A federal district court determined that Starbucks properly distributed pooled tips to shift supervisors and that Starbucks was not required to include assistant store managers in its tip pools. The appellants in the consolidated appeals are a putative class of baristas who allege that shift supervisors are “agents” under New York Labor Law § 196-d and ineligible to share tips, and a putative class of assistant store managers who claim they are entitled to share in the tip pools because they perform the same tasks as baristas and have only limited management authority.
The plaintiffs in both cases sought review before the Second Circuit of the
lower court’s decision granting Starbucks’ motions for summary judgment.
According to the appeals court, the plaintiffs have raised novel questions
under New York law; thus, the court deferred decision and certified the
following questions to the New York Court of Appeals:
What factors determine whether an employee is an “agent” of his
employer under state law and thus ineligible to receive distributions
from an employer-mandated tip pool? Is the degree of supervisory
or managerial authority exercised by an employee relevant to
whether the employee is a “manager or supervisor” and thus an
employer’s “agent”? If an employee with supervisory or managerial
authority renders services that generate gratuities contributed to a
tip pool, does New York law preclude that employee from sharing
the pool? To the extent that “employer or his agent” is ambiguous
under the statute, does the Department of Labor’s New York State
Hospitality Wage Order reasonably interpret the statute and govern
this dispute? If so, does the order apply retroactively?
Does New York labor law permit an employer to exclude an otherwise
eligible tip-earning employee from receiving distributions from

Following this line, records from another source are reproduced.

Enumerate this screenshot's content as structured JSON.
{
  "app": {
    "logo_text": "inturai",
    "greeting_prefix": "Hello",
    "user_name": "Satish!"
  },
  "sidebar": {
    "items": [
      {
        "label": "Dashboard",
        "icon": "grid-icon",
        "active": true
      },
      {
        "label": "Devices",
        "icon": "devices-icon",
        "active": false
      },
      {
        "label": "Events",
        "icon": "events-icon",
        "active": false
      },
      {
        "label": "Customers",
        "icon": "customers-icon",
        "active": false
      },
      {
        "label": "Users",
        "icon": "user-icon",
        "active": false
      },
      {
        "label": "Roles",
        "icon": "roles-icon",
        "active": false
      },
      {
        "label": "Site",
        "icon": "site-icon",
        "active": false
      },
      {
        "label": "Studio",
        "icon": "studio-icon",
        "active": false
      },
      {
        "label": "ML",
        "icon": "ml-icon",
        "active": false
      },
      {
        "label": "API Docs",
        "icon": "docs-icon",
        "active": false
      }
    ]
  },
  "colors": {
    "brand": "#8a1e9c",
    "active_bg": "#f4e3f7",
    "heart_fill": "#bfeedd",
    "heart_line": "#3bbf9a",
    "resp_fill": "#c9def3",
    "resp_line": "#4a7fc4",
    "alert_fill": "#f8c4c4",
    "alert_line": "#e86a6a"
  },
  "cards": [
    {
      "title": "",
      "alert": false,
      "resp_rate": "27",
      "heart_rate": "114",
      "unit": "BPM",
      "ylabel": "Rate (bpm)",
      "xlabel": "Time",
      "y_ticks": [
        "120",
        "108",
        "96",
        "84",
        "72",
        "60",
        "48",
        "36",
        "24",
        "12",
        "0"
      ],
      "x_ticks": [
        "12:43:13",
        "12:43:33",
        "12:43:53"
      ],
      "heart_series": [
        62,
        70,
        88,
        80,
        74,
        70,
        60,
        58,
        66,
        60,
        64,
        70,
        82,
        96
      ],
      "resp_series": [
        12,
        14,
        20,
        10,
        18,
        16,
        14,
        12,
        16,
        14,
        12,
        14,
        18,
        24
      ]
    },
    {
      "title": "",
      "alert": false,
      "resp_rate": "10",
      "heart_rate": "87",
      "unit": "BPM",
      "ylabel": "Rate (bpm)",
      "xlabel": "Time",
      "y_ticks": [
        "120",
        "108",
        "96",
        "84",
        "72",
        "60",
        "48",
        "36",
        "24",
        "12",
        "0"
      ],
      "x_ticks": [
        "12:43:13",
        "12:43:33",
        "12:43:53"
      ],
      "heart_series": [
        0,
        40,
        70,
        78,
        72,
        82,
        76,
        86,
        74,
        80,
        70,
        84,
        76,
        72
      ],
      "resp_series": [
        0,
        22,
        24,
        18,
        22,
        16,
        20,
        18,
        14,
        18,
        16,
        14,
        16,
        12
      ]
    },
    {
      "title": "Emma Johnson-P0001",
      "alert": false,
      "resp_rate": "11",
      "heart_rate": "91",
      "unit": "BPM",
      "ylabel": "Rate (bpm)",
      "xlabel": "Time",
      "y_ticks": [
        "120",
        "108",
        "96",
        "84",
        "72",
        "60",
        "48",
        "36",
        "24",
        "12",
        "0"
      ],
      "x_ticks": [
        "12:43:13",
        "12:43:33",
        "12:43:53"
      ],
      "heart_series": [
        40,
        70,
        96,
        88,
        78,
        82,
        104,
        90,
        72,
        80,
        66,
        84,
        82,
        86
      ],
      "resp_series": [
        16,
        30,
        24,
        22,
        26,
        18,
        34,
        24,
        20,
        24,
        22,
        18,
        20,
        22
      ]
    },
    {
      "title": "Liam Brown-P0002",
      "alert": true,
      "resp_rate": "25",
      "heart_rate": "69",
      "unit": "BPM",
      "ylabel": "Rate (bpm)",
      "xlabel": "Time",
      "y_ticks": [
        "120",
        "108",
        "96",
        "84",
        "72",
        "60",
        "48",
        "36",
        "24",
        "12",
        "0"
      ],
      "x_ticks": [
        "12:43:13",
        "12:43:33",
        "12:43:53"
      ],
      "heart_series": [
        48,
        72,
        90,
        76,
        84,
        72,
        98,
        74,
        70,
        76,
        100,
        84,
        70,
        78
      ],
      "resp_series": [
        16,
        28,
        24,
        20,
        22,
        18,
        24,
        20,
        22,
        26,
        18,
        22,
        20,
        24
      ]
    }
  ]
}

an employer-mandated tip pool?
The Second Circuit invites New York’s high court to expand these inquiries “to
address any further pertinent question of New York law as it might pertain to
the particular circumstances presented in these appeals.”